ENTRIES SHOWN =
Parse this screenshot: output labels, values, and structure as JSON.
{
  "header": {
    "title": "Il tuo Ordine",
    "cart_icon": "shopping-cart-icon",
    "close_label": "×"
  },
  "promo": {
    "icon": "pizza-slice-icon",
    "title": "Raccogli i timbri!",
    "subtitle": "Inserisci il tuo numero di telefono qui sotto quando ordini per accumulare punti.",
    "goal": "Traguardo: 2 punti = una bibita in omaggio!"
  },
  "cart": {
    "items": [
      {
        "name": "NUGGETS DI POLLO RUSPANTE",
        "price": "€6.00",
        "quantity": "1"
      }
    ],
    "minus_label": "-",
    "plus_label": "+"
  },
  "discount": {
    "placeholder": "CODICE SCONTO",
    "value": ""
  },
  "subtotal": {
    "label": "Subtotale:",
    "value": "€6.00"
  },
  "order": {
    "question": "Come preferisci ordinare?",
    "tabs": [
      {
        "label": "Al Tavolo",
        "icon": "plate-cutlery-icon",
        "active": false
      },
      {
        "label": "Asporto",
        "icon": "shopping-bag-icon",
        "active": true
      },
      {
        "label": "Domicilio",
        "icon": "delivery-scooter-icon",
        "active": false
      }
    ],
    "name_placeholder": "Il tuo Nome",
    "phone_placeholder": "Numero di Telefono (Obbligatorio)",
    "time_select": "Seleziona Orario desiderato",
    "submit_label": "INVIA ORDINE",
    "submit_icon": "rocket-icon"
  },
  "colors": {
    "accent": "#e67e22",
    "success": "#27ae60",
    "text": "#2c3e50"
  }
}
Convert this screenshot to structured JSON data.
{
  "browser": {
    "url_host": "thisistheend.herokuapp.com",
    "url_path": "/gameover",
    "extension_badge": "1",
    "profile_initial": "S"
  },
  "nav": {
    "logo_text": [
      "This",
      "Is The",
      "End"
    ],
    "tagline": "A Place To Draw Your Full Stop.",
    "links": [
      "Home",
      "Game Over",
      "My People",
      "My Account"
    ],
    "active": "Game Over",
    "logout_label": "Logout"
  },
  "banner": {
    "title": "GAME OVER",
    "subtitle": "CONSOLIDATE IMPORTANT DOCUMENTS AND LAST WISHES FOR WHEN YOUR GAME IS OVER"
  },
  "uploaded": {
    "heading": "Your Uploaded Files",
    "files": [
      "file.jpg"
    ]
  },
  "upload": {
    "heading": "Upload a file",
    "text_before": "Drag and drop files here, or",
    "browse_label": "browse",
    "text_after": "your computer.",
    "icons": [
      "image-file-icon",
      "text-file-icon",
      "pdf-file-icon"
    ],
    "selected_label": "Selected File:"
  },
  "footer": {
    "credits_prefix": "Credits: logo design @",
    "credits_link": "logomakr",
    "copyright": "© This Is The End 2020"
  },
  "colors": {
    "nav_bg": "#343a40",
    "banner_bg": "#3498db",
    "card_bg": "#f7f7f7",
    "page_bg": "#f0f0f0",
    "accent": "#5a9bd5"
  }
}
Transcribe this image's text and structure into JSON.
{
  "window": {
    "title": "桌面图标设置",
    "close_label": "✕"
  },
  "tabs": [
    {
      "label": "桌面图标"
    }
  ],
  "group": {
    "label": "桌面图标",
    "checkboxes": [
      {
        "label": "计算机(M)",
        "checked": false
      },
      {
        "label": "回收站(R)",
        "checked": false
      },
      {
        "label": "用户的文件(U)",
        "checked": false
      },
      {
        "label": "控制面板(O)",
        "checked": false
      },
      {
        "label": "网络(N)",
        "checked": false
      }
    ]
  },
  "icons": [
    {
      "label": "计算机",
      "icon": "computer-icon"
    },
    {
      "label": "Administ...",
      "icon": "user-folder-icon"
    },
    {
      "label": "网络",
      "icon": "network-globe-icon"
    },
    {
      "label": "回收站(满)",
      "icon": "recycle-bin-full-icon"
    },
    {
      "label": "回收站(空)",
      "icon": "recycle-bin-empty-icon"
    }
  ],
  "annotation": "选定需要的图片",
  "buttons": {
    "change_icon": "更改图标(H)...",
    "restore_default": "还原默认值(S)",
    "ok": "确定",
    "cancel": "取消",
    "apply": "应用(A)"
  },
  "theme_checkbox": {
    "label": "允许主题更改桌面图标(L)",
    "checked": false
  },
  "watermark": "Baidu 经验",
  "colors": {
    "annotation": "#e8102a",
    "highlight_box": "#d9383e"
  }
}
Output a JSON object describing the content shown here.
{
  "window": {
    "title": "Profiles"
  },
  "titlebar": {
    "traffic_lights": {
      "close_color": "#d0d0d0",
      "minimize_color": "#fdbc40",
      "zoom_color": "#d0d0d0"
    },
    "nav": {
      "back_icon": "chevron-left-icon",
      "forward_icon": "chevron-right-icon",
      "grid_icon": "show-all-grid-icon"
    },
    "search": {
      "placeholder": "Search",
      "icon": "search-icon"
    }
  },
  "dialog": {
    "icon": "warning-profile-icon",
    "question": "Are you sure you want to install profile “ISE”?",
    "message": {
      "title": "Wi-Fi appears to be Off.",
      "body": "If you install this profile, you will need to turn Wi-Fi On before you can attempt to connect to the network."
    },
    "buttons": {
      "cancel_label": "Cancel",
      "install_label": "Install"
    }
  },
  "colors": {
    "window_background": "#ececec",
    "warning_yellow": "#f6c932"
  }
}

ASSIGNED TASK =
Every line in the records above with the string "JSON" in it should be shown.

SOLUTION TO THIS PROBLEM =
Parse this screenshot: output labels, values, and structure as JSON.
Convert this screenshot to structured JSON data.
Transcribe this image's text and structure into JSON.
Output a JSON object describing the content shown here.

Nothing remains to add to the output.